Although the "lean" movement began on the factory floor, today the process-improvement philosophy and tools have made significant inroads into warehouse and distribution operations. After all, what good is a world-class factory if you have the same old, waste-ridden supply chain?
Lean thinking has also begun to transform the back offices of some manufactures and distributors, as well as the administrative processes within insurance companies, banks and even healthcare facilities. No matter what industry, a concerted focus on eliminating wasteful activity can be a very powerful tool for directing resources toward what customers really want. (See page 23 for some of the traps to avoid when implementing a lean or Six Sigma improvement program.)
One area where lean has had little impact, if any, is government. From the local license bureau to the legislative process in Congress, the government bureaucracy rolls on oblivious to opportunities for improvement. Personally I'm frustrated every election day by the batch-minded setup at my local polling place, which segregates voters by last name. This always leads to some voting booths with long lines (always mine) and others with no line at all.
Beyond voting at election time, it's standard editorial practice when presenting news about pending legislation to urge readers to get involved and contact their state and federal representatives to make sure their voice is heard. But given the amount of influence you're likely to have, is it really worth the effort? For improvement-minded managers accustomed to making changes and moving forward, is there really anything you can do to have an impact on what goes on in Washington?
When I asked this question to John Nofsinger, CEO of the Material Handling Industry of America (MHIA, Charlotte, www.mhia.org), he invoked a quote attributed to Otto von Bismarck, "People who enjoy sausage and respect the law should not watch either being made."
Whether it's pending legislation, regulatory issues or the setting of industry standards, he says that people and organizations tend to get involved and can have an impact on what could directly influence them on a daily basis.
"The quickest way for us to get support on anything is for there to be a short-term threat," says Nofsinger. As an example he cites the periodic attempts by the elevator industry to regulate vertical material lifts. Such direct threats allow organizations and people to maintain focus over the long legislative or standard-setting process.
"Rarely is it a slam dunk where you galvanize interest and two months later you see the result. It's usually something that needs constant influence over time," he adds.

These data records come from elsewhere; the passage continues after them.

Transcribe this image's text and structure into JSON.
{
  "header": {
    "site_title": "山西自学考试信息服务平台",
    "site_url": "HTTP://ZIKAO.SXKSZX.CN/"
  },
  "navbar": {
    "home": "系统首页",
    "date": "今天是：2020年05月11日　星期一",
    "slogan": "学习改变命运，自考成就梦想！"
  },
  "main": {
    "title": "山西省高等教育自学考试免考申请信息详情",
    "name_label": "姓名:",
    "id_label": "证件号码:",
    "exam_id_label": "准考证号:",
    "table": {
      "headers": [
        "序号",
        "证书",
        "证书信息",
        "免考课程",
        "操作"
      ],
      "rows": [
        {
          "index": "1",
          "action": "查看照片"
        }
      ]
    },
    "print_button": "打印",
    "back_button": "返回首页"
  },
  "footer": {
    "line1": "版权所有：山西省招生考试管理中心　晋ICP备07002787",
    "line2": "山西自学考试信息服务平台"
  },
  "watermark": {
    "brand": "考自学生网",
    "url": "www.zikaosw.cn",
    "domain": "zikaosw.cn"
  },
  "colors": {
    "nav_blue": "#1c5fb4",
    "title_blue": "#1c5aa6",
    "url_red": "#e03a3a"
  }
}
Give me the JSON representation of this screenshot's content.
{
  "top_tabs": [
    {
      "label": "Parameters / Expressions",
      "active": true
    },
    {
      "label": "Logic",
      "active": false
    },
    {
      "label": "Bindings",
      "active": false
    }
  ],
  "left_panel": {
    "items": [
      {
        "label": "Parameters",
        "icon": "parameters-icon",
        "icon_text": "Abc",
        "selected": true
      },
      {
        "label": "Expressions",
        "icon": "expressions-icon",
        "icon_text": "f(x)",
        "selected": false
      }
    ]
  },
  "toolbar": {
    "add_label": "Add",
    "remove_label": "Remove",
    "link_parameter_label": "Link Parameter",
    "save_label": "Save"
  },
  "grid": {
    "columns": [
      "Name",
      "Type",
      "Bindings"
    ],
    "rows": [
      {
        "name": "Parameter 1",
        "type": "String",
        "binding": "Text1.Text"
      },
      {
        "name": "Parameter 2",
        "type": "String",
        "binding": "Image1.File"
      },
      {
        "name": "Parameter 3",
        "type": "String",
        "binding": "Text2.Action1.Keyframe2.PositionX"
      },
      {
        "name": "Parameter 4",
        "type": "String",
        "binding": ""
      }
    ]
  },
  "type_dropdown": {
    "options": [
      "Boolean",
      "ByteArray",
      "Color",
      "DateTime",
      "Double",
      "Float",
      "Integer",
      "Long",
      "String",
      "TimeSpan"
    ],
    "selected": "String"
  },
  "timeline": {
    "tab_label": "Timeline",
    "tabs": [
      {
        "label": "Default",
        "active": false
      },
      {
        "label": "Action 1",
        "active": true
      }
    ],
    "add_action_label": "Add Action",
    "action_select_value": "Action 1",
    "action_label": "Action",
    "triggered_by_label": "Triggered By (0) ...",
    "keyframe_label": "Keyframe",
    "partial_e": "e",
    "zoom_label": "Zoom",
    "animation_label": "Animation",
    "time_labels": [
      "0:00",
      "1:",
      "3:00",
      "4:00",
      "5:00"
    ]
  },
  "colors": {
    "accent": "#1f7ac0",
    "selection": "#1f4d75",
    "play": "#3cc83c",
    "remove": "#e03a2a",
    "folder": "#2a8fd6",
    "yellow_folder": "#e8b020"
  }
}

Staying informed is one key to identifying threats and maintaining that long-term focus. See the summary in this issue of the legislative issues pending before the new U.S. Congress that could have an impact on material handling businesses in 2007 (page 32). Beyond the standard setting activity of industry associations, lobbying organizations such as the National Association of Manufacturers (www.nam.org) and the U.S. Chamber of Commerce (www.uschamber.com) do a great job of keeping members informed about legislative and regulatory activity.
Back to the question asked above. Whether it's worth trying to influence legislative activity or standards setting processes, or just sit back and react to whatever happens, will depend on the issue. But keep in mind that in all aspects of life and business there are "doers" and there are "done to's." It's always better to be a doer.